The paper “Internet of Things and the Economics of Smart Sustainable Cities,” (Knieps, G.) will be presented at the 6th Conference on the Regulation of Infrastructures (16 June 2017).
The major objective of this paper is to analyze the potentials of ICT for the evolution of smart cities with particular focus on the challenges faced by traditional public utilities in the areas of public transportation, energy, water supply and waste water management due to the entry of new players originating from ICT organizations and industries. The character of virtual networks for smart cities is demonstrated based on three pillars: (1) All-IP based real-time and adaptive broadband communication networks; (2) global navigation satellite systems and their overlay position correction network; (3) the interoperability of ubiquitous sensor network applications, as they form the ICT basis for a multitude of applications that are important in smart cities. The heterogeneity of virtual networks for different smart city physical network services is based on these pillars, taking into account the different requirements for the QoS of data packet transmission, geopositioning and sensor networks.
It can be expected that prosumer activities and resultant networked commons become increasingly relevant for the smart city of the future.
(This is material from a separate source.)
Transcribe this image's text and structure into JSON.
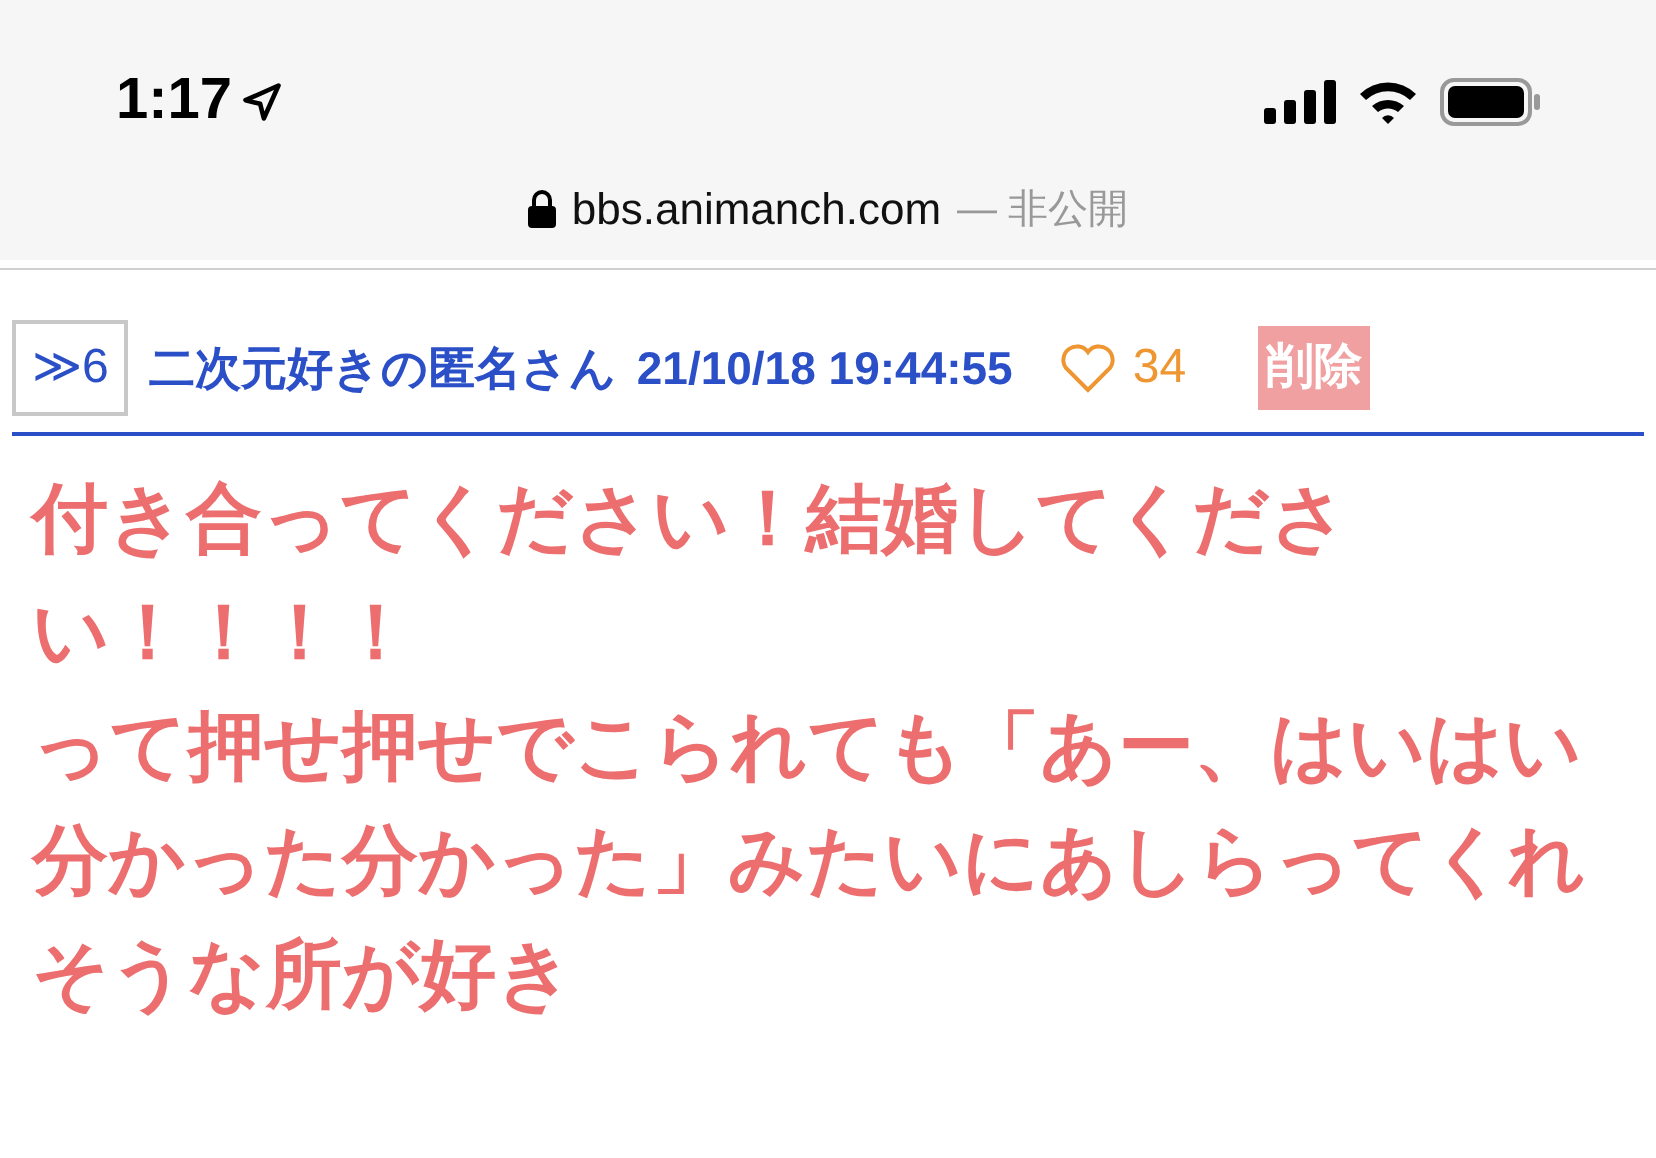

However, the increasing role of prosumer activities cannot replace the role of markets for solving scarcity problems within ICT networks as well as physical networks. The role of congestion pricing and QoS differentiation for network capacities in transportation and electricity markets as well as ICT is indicated. If, due to non-rivalry in usage, efficient congestion prices are pointless, the future role of subsidies from the state is considered.
ABOUT THE AUTHORS
Prof. Dr. Günter Knieps is a professor of economics at the University of Freiburg and holds the chair of Network Economics, Competition Economics, and Transport Science. Before that, he held a position as professor of microeconomics at Groningen (Netherlands). He studied economics and mathematics and obtained his PhD in Bonn. He held post-doc positions at Princeton and the University of Pennsylvania and obtained his habilitation in Berne. He is the author of numerous publications on network economics, (de-)regulation, competition policy, and sector studies on network industries (e.g. transport, telecommunications and postal markets, internet and energy). He is a member of the Scientific Advisory Councils of the Federal Ministry of Economics and Energy and of the Federal Ministry of Transport and Digital Infrastructure.
Presentation by Günter Knieps